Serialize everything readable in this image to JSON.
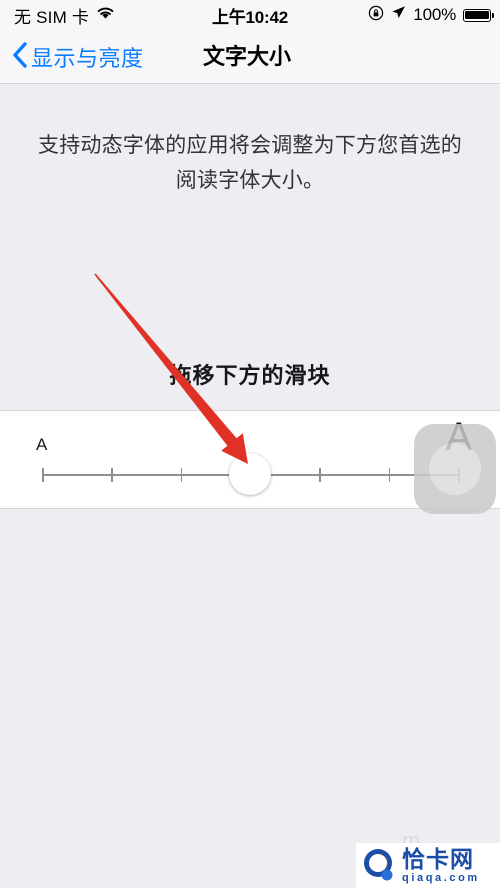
{
  "status_bar": {
    "carrier": "无 SIM 卡",
    "wifi_icon": "wifi-icon",
    "time": "上午10:42",
    "rotation_lock_icon": "rotation-lock-icon",
    "location_icon": "location-arrow-icon",
    "battery_percent": "100%",
    "battery_icon": "battery-full-icon"
  },
  "nav_bar": {
    "back_icon": "chevron-left-icon",
    "back_label": "显示与亮度",
    "title": "文字大小",
    "accent_color": "#0a7cff"
  },
  "content": {
    "description": "支持动态字体的应用将会调整为下方您首选的阅读字体大小。",
    "annotation": "拖移下方的滑块"
  },
  "slider": {
    "small_letter": "A",
    "large_letter": "A",
    "tick_count": 7,
    "selected_index": 3,
    "knob_name": "text-size-slider-knob",
    "arrow_color": "#e03127"
  },
  "watermark": {
    "ghost_text": "m",
    "brand_cn": "恰卡网",
    "brand_url": "qiaqa.com",
    "brand_color": "#1b4ea8"
  }
}
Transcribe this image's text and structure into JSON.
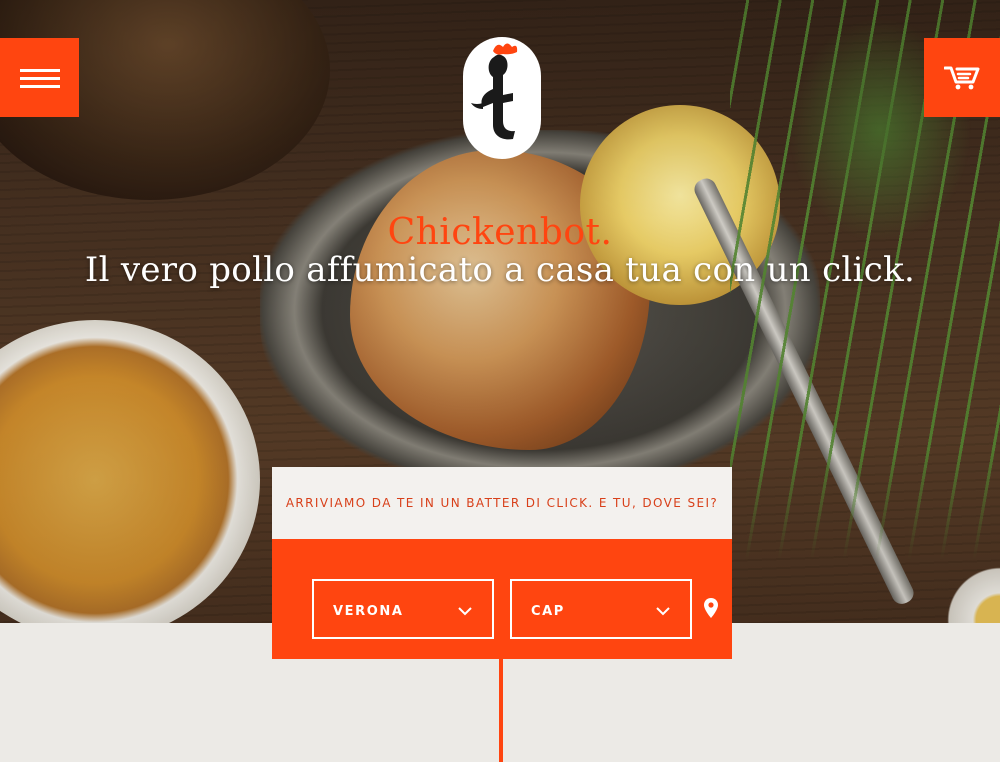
{
  "header": {
    "menu_icon": "hamburger-menu-icon",
    "cart_icon": "shopping-cart-icon",
    "logo_icon": "chicken-logo-icon"
  },
  "hero": {
    "brand": "Chickenbot.",
    "tagline": "Il vero pollo affumicato a casa tua con un click."
  },
  "location": {
    "prompt": "ARRIVIAMO DA TE IN UN BATTER DI CLICK. E TU, DOVE SEI?",
    "city_value": "VERONA",
    "cap_value": "CAP",
    "locate_icon": "map-pin-icon"
  },
  "colors": {
    "accent": "#ff4510",
    "panel": "#f3f1ee",
    "page_bg": "#eceae6"
  }
}
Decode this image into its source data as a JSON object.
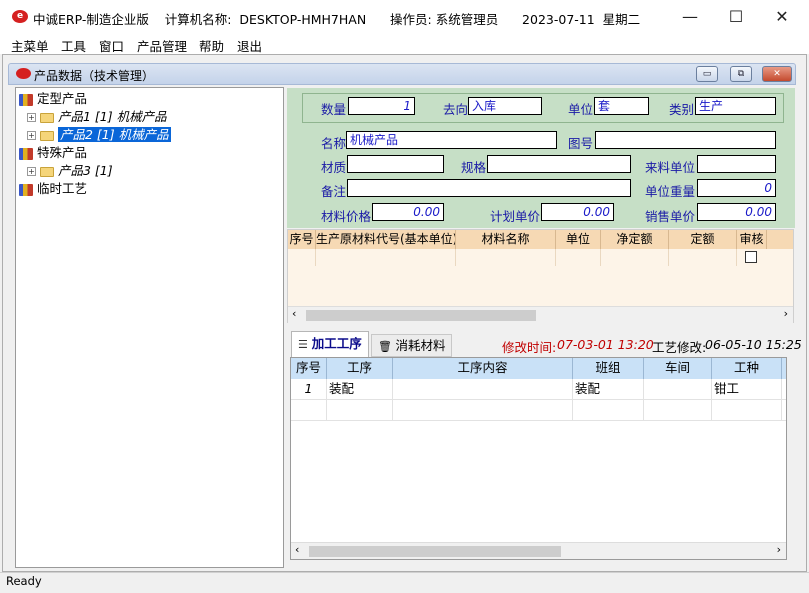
{
  "app": {
    "icon": "app-logo-icon",
    "title": "中诚ERP-制造企业版    计算机名称:  DESKTOP-HMH7HAN      操作员: 系统管理员      2023-07-11  星期二"
  },
  "window_controls": {
    "minimize": "—",
    "maximize": "☐",
    "close": "✕"
  },
  "menu": [
    "主菜单",
    "工具",
    "窗口",
    "产品管理",
    "帮助",
    "退出"
  ],
  "child_window": {
    "title": "产品数据（技术管理）",
    "buttons": {
      "minimize": "▭",
      "restore": "⧉",
      "close": "✕"
    }
  },
  "tree": {
    "nodes": [
      {
        "level": 0,
        "label": "定型产品"
      },
      {
        "level": 1,
        "label": "产品1  [1] 机械产品"
      },
      {
        "level": 1,
        "label": "产品2  [1] 机械产品",
        "selected": true
      },
      {
        "level": 0,
        "label": "特殊产品"
      },
      {
        "level": 1,
        "label": "产品3  [1]"
      },
      {
        "level": 0,
        "label": "临时工艺"
      }
    ]
  },
  "form": {
    "qty_label": "数量",
    "qty_value": "1",
    "dest_label": "去向",
    "dest_value": "入库",
    "unit_label": "单位",
    "unit_value": "套",
    "category_label": "类别",
    "category_value": "生产",
    "name_label": "名称",
    "name_value": "机械产品",
    "drawing_label": "图号",
    "drawing_value": "",
    "material_label": "材质",
    "material_value": "",
    "spec_label": "规格",
    "spec_value": "",
    "incoming_unit_label": "来料单位",
    "incoming_unit_value": "",
    "remark_label": "备注",
    "remark_value": "",
    "unit_weight_label": "单位重量",
    "unit_weight_value": "0",
    "material_price_label": "材料价格",
    "material_price_value": "0.00",
    "plan_price_label": "计划单价",
    "plan_price_value": "0.00",
    "sale_price_label": "销售单价",
    "sale_price_value": "0.00"
  },
  "material_grid": {
    "columns": [
      "序号",
      "生产原材料代号(基本单位)",
      "材料名称",
      "单位",
      "净定额",
      "定额",
      "审核"
    ]
  },
  "tabs": [
    {
      "label": "加工工序",
      "icon": "process-list-icon",
      "active": true
    },
    {
      "label": "消耗材料",
      "icon": "trash-icon",
      "active": false
    }
  ],
  "modified": {
    "label": "修改时间:",
    "value": "07-03-01 13:20",
    "color": "#c00000"
  },
  "craft_modified": {
    "label": "工艺修改:",
    "value": "06-05-10 15:25"
  },
  "ops_grid": {
    "columns": [
      "序号",
      "工序",
      "工序内容",
      "班组",
      "车间",
      "工种"
    ],
    "rows": [
      [
        "1",
        "装配",
        "",
        "装配",
        "",
        "钳工"
      ]
    ]
  },
  "status": "Ready"
}
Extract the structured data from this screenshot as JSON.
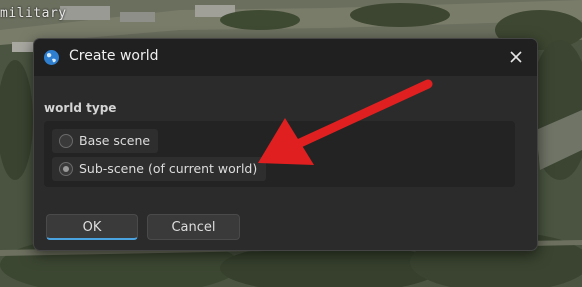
{
  "background": {
    "map_label": "military"
  },
  "dialog": {
    "title": "Create world",
    "title_icon": "globe-icon",
    "close_icon": "close-icon",
    "group_label": "world type",
    "options": [
      {
        "label": "Base scene",
        "selected": false
      },
      {
        "label": "Sub-scene (of current world)",
        "selected": true
      }
    ],
    "ok_label": "OK",
    "cancel_label": "Cancel"
  },
  "annotation": {
    "arrow_color": "#e02020"
  },
  "colors": {
    "dialog_bg": "#2b2b2b",
    "titlebar_bg": "#202020",
    "accent": "#4aa3df"
  }
}
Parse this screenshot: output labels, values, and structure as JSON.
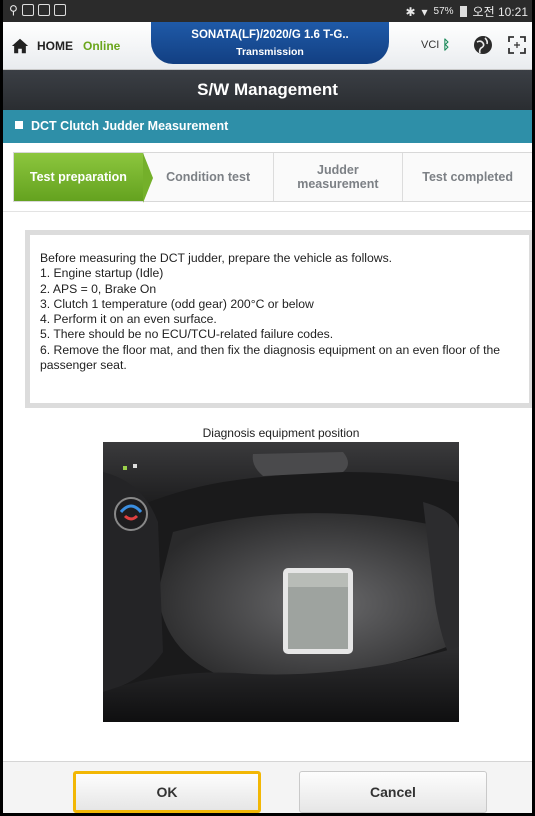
{
  "status_bar": {
    "battery": "57%",
    "time": "오전 10:21"
  },
  "header": {
    "home_label": "HOME",
    "online_label": "Online",
    "vehicle_line1": "SONATA(LF)/2020/G 1.6 T-G..",
    "vehicle_line2": "Transmission",
    "vci_label": "VCI"
  },
  "title": "S/W Management",
  "subtitle": "DCT Clutch Judder Measurement",
  "steps": [
    {
      "label": "Test preparation",
      "active": true
    },
    {
      "label": "Condition test",
      "active": false
    },
    {
      "label": "Judder\nmeasurement",
      "active": false
    },
    {
      "label": "Test completed",
      "active": false
    }
  ],
  "instructions": [
    "Before measuring the DCT judder, prepare the vehicle as follows.",
    "1. Engine startup (Idle)",
    "2. APS = 0, Brake On",
    "3. Clutch 1 temperature (odd gear) 200°C or below",
    "4. Perform it on an even surface.",
    "5. There should be no ECU/TCU-related failure codes.",
    "6. Remove the floor mat, and then fix the diagnosis equipment on an even floor of the passenger seat."
  ],
  "image_caption": "Diagnosis equipment position",
  "buttons": {
    "ok": "OK",
    "cancel": "Cancel"
  },
  "colors": {
    "header_blue": "#1f5aa8",
    "title_dark": "#2f3236",
    "subtitle_teal": "#2e8fa8",
    "step_active_green": "#74b02a",
    "online_green": "#6aa61c",
    "ok_highlight": "#f2b705"
  }
}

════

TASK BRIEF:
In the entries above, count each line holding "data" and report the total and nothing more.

YOUR RESPONSE:
2